I just love a quiet Saturday drive to my neighbouring farm lands where honesty stalls and pop up shops abound. Yesterday we meandered towards Dural stopping along the way to buy dahlias in the crispest of white and a mottled pink that reminds me of Indi’s rosy little cheeks as they become smeared with the juice of the fat, sun ripened strawberries she slurps on along the way.
We managed to find some delicately sweet white- flesh nectarines, vine ripened egg tomatoes sold by a lovely little Italian lady who hardly spoke any comprehensible language other than “tomatoes is very good”.
In the basket we also placed free range eggs, some bottles of green tomato pickles and thick plum jam, a swag of green beans and a brown paper bag full of sugar plums.
It feels so grounding to me to forage in this way for seasonal, organic and local produce. The flavour of fruit and vegetables grown by these small farms is so much more intense than anything you buy commercially and I like to know I’m supporting local producers.
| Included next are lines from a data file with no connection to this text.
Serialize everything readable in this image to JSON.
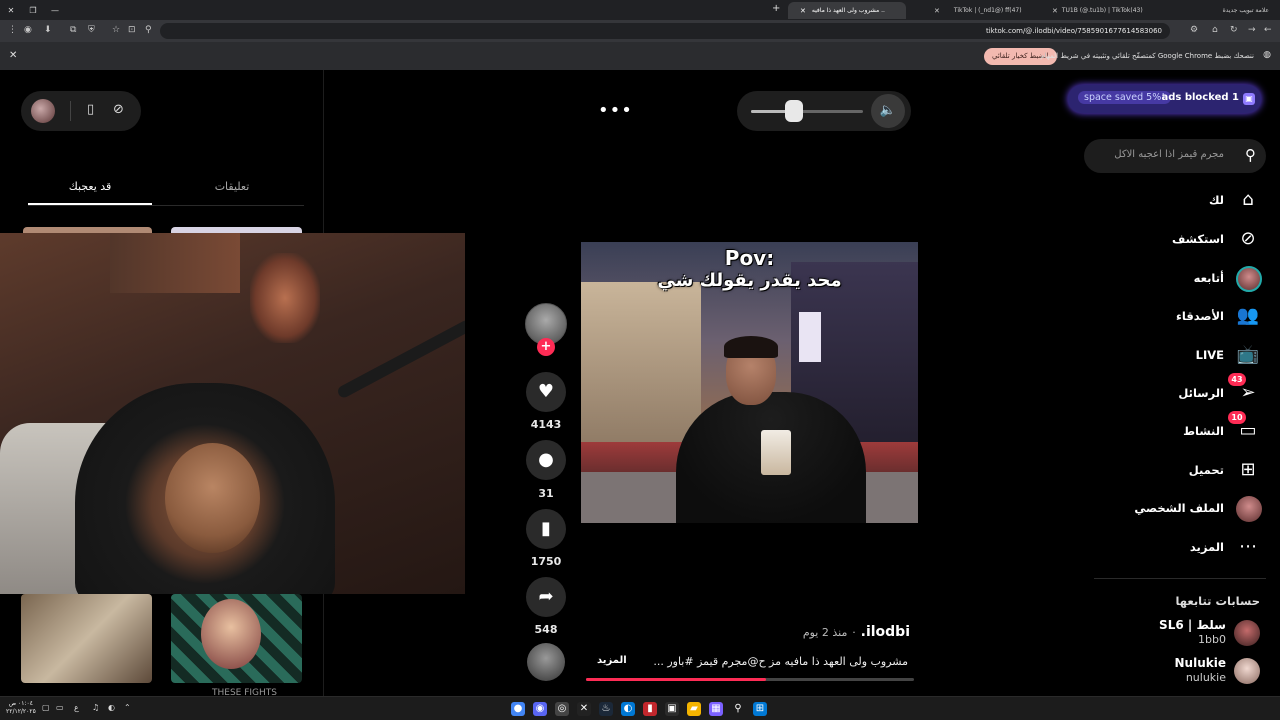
{
  "browser": {
    "tabs": [
      {
        "title": "علامة تبويب جديدة",
        "active": false
      },
      {
        "title": "TU1B (@.tu1b) | TikTok(43)",
        "active": false
      },
      {
        "title": "TikTok | (_nd1@) ff(47)",
        "active": false
      },
      {
        "title": "مشروب ولى العهد ذا مافيه ..",
        "active": true
      }
    ],
    "url": "tiktok.com/@.ilodbi/video/7585901677614583060",
    "infobar_message": "ننصحك بضبط Google Chrome كمتصفّح تلقائي وتثبيته في شريط المهام",
    "infobar_button": "الضبط كخيار تلقائي"
  },
  "left_panel": {
    "tab_you_may_like": "قد يعجبك",
    "tab_comments": "تعليقات",
    "bottom_caption_right": "THESE FIGHTS"
  },
  "player": {
    "volume_fraction": 0.38,
    "more_dots": "•••",
    "caption_line1": "Pov:",
    "caption_line2": "محد يقدر يقولك شي",
    "likes": "4143",
    "comments": "31",
    "saves": "1750",
    "shares": "548",
    "author": "ilodbi.",
    "posted": "منذ 2 يوم",
    "separator": "·",
    "description": "مشروب ولى العهد ذا مافيه مز ح@مجرم قيمز #باور ...",
    "more_label": "المزيد",
    "progress_fraction": 0.55
  },
  "ads_badge": {
    "saved": "space saved 5%!",
    "blocked": "ads blocked 1"
  },
  "search": {
    "placeholder": "مجرم قيمز اذا اعجبه الاكل"
  },
  "nav": {
    "for_you": "لك",
    "explore": "استكشف",
    "following": "أتابعه",
    "friends": "الأصدقاء",
    "live": "LIVE",
    "messages": "الرسائل",
    "messages_badge": "43",
    "activity": "النشاط",
    "activity_badge": "10",
    "upload": "تحميل",
    "profile": "الملف الشخصي",
    "more": "المزيد"
  },
  "following_accounts": {
    "title": "حسابات تتابعها",
    "accounts": [
      {
        "name": "SL6 | سلط",
        "handle": "1bb0"
      },
      {
        "name": "Nulukie",
        "handle": "nulukie"
      }
    ]
  },
  "taskbar": {
    "clock_time": "٠١:٠٤ ص",
    "clock_date": "٢٢/١٢/٢٠٢٥",
    "lang": "ع"
  }
}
As they stroll you meet you at their gates you can see the commitment to their labour in their soil worn hands and earth filled fingernails, the way they handle their produce is almost sensual and erotic-the love they have for a beet as they turn it, inspecting its perfection and caressing it’s green tipped leaves makes it all is so evident.
We have fresh flowers in the house every week with this way of shopping, wild bunches of thorny roses with an intoxicating scent and petals that dance on the tabletops after a week or two $5, buttercup yellow sunflowers 2 sprays for $5 and of course the dahlias with their layers of downy softness only $3 a bunch.
Sometimes I go overboard because it’s so hard to resist the passion of a fellow biophiliac and then the race is on to eat, preserve and incorporate the surplus into edible versions of their former goodness. Last week we supped on blueberry pikelets as a treat mid-week and our purple stained lips were testimony to our enjoyment of these power packed super berries.
My next home based venture is to start growing potatoes, I’ve collected the eyes growing out of some overripe spuds and have placed them on the old school fashioned wet cotton balls to see if they sprout.
Two of our four pullets are laying and while the Isa Browns have surrendered to me and I can pat, hold and easily clip their wings and dust their feathers, blondie and blackie remain elusive and quite aloof. They aren’t so shy with the tasty snacks I provide daily to coax them into the safety of their coop while the red fox bellows his blood curdling scream at me in the darkness of the bush for thwarting his plans to dine on chicken tonight!